Wherever "return" turns up in a line of the entries below, that line counts. Say how many such lines there are, with no other words.

>>>>>

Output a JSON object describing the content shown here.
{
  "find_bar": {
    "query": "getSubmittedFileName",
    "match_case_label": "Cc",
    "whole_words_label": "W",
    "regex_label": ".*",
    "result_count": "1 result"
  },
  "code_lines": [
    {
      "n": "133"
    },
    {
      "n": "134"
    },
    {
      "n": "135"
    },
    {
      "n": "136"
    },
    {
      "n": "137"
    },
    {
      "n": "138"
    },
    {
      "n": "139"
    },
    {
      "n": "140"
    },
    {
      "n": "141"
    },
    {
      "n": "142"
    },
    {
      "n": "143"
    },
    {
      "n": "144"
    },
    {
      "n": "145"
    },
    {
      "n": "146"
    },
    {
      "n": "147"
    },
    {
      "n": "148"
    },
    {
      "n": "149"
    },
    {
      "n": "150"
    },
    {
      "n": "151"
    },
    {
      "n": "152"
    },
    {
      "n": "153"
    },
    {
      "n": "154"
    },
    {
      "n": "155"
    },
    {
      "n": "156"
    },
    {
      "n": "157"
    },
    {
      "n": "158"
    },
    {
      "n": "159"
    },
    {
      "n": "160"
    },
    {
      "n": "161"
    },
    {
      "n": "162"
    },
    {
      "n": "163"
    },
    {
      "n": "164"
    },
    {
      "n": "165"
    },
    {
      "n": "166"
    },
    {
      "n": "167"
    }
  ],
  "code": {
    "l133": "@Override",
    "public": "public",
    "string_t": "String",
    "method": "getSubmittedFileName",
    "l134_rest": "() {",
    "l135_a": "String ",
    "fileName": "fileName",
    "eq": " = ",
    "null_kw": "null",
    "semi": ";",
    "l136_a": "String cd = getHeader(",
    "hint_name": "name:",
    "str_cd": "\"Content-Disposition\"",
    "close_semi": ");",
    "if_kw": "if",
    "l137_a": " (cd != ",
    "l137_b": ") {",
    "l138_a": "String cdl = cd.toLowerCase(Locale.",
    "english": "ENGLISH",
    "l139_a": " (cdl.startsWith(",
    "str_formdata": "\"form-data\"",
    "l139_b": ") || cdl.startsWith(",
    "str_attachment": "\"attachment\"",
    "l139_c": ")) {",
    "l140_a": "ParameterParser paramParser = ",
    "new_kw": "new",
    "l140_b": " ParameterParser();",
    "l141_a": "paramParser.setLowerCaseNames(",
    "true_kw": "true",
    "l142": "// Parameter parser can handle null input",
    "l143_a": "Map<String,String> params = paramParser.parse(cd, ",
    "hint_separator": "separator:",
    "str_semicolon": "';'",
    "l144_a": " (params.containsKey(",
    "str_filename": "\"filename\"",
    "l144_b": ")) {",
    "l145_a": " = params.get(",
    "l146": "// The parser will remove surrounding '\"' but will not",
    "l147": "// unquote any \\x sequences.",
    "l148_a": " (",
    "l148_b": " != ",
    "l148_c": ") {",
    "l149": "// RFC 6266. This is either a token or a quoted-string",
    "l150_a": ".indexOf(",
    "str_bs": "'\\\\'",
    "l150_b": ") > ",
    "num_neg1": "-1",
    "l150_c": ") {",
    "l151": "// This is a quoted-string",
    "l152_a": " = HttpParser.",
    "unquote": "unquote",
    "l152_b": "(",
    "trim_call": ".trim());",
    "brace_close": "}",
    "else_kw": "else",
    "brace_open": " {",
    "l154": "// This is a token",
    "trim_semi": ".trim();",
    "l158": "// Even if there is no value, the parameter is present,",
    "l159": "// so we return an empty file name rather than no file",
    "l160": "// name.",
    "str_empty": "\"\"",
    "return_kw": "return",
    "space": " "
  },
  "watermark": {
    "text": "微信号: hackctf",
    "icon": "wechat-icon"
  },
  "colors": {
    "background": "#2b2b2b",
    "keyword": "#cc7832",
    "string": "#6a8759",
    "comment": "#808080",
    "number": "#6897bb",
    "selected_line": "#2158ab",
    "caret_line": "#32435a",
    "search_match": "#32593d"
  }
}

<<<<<
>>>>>

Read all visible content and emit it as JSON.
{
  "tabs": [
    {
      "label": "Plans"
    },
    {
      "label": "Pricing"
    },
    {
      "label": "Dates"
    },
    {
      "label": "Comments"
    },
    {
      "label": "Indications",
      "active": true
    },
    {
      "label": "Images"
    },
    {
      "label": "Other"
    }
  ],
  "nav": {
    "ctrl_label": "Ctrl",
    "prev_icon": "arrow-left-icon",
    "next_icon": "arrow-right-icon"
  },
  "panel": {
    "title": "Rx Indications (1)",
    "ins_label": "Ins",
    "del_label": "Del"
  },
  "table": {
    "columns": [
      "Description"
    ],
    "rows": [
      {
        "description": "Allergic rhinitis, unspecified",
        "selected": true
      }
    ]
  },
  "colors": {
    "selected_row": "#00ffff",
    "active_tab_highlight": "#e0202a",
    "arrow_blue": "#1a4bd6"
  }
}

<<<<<

**WRITTEN ANSWER**. 2